Satellites monitor the permafrost landforms in Svalbard
Top image: The PERMASAR team visiting a ground-based installation in Adventdalen just outside Longyearbyen. From left: Professor Hanne Christiansen, project leader Tom Rune Lauknes and Yngvar Larsen. Photo: Hanne Christiansen/UNIS.
For the first time satellite technology has been incorporated in monitoring of changes in different permafrost landforms. The PERMASAR project can give additional valuable information about the rate of permafrost landform activity in Svalbard.
23 September 2009
Text: Eva Therese Jenssen
For the first time satellites are being directly implemented in the monitoring of the several periglacial landforms in the permafrost landscape in Svalbard.
– It is the first time, as far as we know, that satellite based radar technology is being used to monitor the changes in movement of permafrost landforms, says UNIS professor and TSP Norway project leader Hanne H. Christiansen.
Christiansen, together with senior scientist Yngvar Larsen and project leader Tom Rune Lauknes from the Northern Research Institute, Norut, Tromsø, have had a weekend long project meeting in Longyearbyen to study the satellite images that have been downloaded since June this year, and to visit some of the ground installations measuring movement of the terrain.
The technology used in the project is called InSAR (Interferometric Synthetic Aperture Radar). The project, called PERMASAR, is financed by the Norwegian Space Centre and the oil company StatoilHydro, and Norut is coordinating the project. In addition to UNIS, other scientific partners in the project are the Geological Survey of Norway, the Norwegian Space Centre and the University of Oslo.
Monitor surface changes for kilometers
The permafrost observatory in Svalbard is made up of several ground-based instruments that measure ground thermal conditions but also solifluction (widespread downslope sediment transport in periglacial environments) in some few points in Svalbard; such as in Adventdalen just outside Longyearbyen, and at Kapp Linné at the mouth of Isfjorden.
However, these ground-based instruments only measure the movement at certain points of the terrain surface. The satellite monitoring can give information about the surface changes for several square kilometers.
By comparing the ground-based measurements and the satellite data, the scientists are hoping to get a more comprehensive picture of changes in the upper ground layer over larger parts of the landscape, including several periglacial landforms such as avalanche fans, solifluction sheets, rock glaciers, ice-wedges and pingos.

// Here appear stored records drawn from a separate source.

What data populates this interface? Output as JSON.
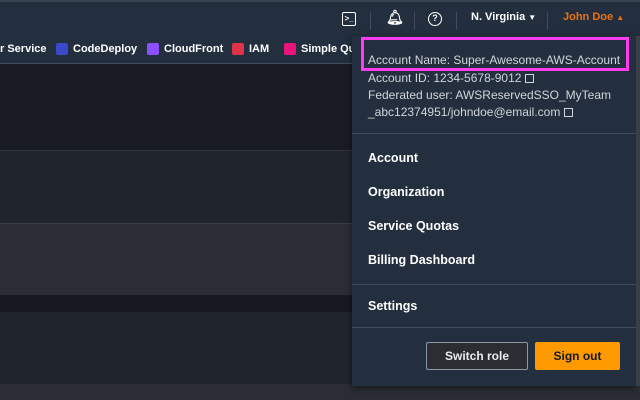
{
  "topbar": {
    "cloudshell_icon": "terminal-icon",
    "notifications_icon": "bell-icon",
    "help_icon": "help-circle-icon",
    "region": "N. Virginia",
    "user": "John Doe",
    "user_color": "#ec7211"
  },
  "favorites": [
    {
      "label": "r Service",
      "color": ""
    },
    {
      "label": "CodeDeploy",
      "color": "#3b48cc"
    },
    {
      "label": "CloudFront",
      "color": "#8c4fff"
    },
    {
      "label": "IAM",
      "color": "#dd344c"
    },
    {
      "label": "Simple Qu",
      "color": "#e7157b"
    }
  ],
  "account": {
    "name": "Account Name: Super-Awesome-AWS-Account",
    "id": "Account ID: 1234-5678-9012",
    "federated_1": "Federated user: AWSReservedSSO_MyTeam",
    "federated_2": "_abc12374951/johndoe@email.com",
    "highlight_color": "#ff3df0"
  },
  "menu": [
    "Account",
    "Organization",
    "Service Quotas",
    "Billing Dashboard",
    "Settings"
  ],
  "buttons": {
    "switch_role": "Switch role",
    "sign_out": "Sign out",
    "sign_out_color": "#ff9900"
  }
}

Norut receives and processes the images from the radar satellites TerraSAR-X and Radarsat-2 that produce images of the study areas in Svalbard with an interval of 11 and 24 days, respectively.
The project has two different agendas; in addition to monitoring the movement of permafrost landforms, the scientists also can assess the snow cover and the snow melt during the season, according to Lauknes.
– It is a quite unique project because it is the first time we employ satellite images to monitor the changes in the permafrost terrain over a whole season – from the snow starts melting in June until October, when the ground is frozen again in Svalbard, Lauknes says.
After the season ends in October the team will gather all the data, process the images to see if the two different measuring techniques match, and if so in the future can give a better insight into the movement of several permafrost landforms.
– We hope to be able to present the results from this project at the Third European Permafrost Conference here at UNIS in June next year, Christiansen says.
So far the project has only been funded for one season, but the team hopes to get funding for the 2010 summer season too, in order to include also better understanding of the annual changes, and not only seasonal summer changes in the Svalbard landscape.
The PERMASAR project also includes monitoring of the Nordnes unstable mountain area in Troms, where also a part of the TSP Norway project is investigating the permafrost distribution.